Conclusion

Mental health can be a delicate topic for many people. This is why it’s not uncommon for people to be hesitant about speaking about their struggles with friends, family and their doctor. If you’ve taken Xanax in the past or are currently taking it as part of your treatment plan, you may have some concerns regarding whether or not you should take it on an empty stomach. This blog will cover what an empty stomach is, whether you should take

Xanax on one and how this could affect your treatment plan moving forward. It’s important to note that everyone is different, so taking your Xanax on an empty stomach may work differently for you than it does for others.

With that being said, we hope that you are better equipped to make an informed decision about whether or not you should take your Xanax on an empty stomach.


David Warren
Author

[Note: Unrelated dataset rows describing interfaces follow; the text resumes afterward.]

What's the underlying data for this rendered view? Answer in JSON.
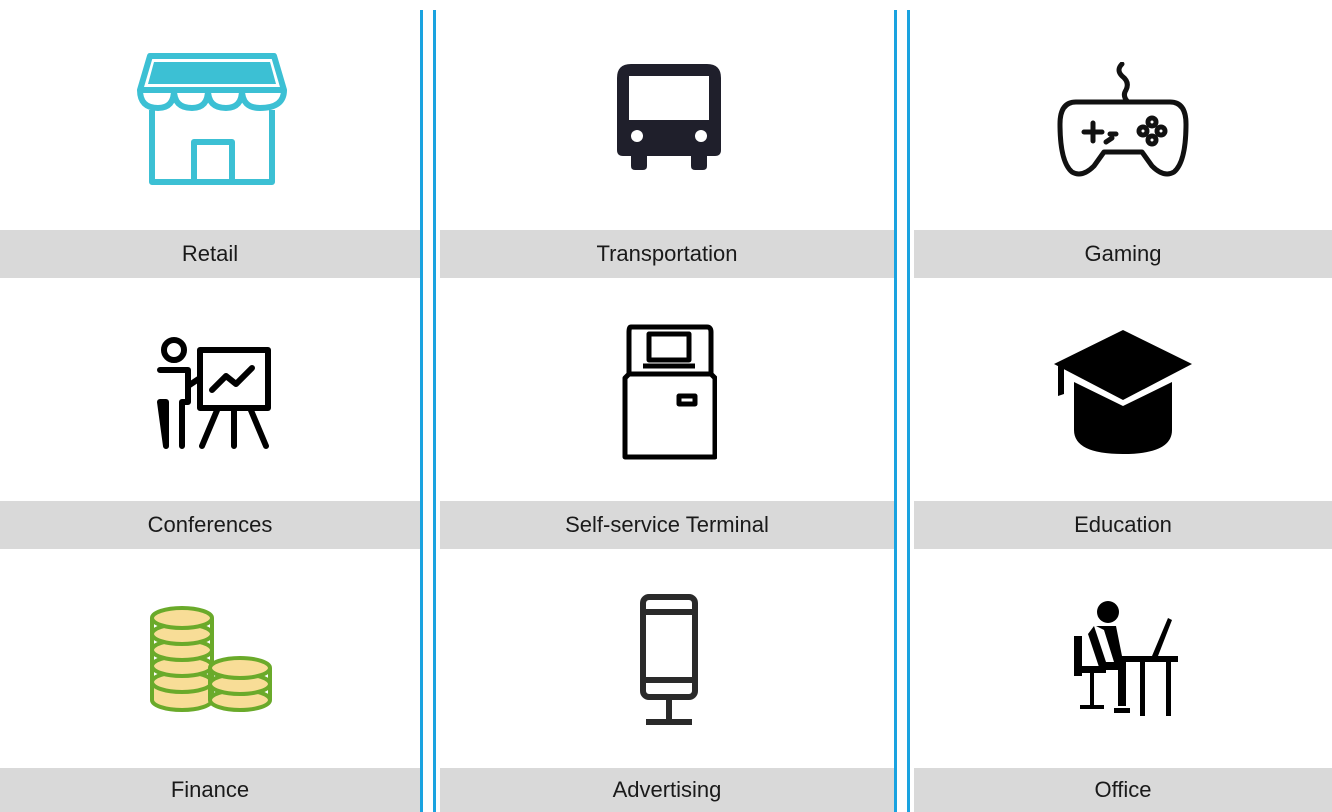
{
  "accent_color": "#1aa3e0",
  "label_bar_color": "#d9d9d9",
  "tiles": [
    {
      "label": "Retail",
      "icon": "storefront-icon"
    },
    {
      "label": "Transportation",
      "icon": "bus-icon"
    },
    {
      "label": "Gaming",
      "icon": "gamepad-icon"
    },
    {
      "label": "Conferences",
      "icon": "presentation-icon"
    },
    {
      "label": "Self-service Terminal",
      "icon": "kiosk-icon"
    },
    {
      "label": "Education",
      "icon": "graduation-cap-icon"
    },
    {
      "label": "Finance",
      "icon": "coin-stack-icon"
    },
    {
      "label": "Advertising",
      "icon": "signage-stand-icon"
    },
    {
      "label": "Office",
      "icon": "person-at-desk-icon"
    }
  ]
}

David Warren is a pharmaceutical specialist that dispenses prescription medication on a daily basis. He received a Bachelor of Science degree in pharmacy from the University of Tennessee in 1991. With over 50 publications on medication-related and pharmacy topics, David has been able to share his experiences and knowledge with others. David with lots of experience and knowledge in medications that are utilized to treat a wide range of medical conditions. Before David dispenses a medication to a patient, he will go over the side effects, dosage recommendation and contraindications.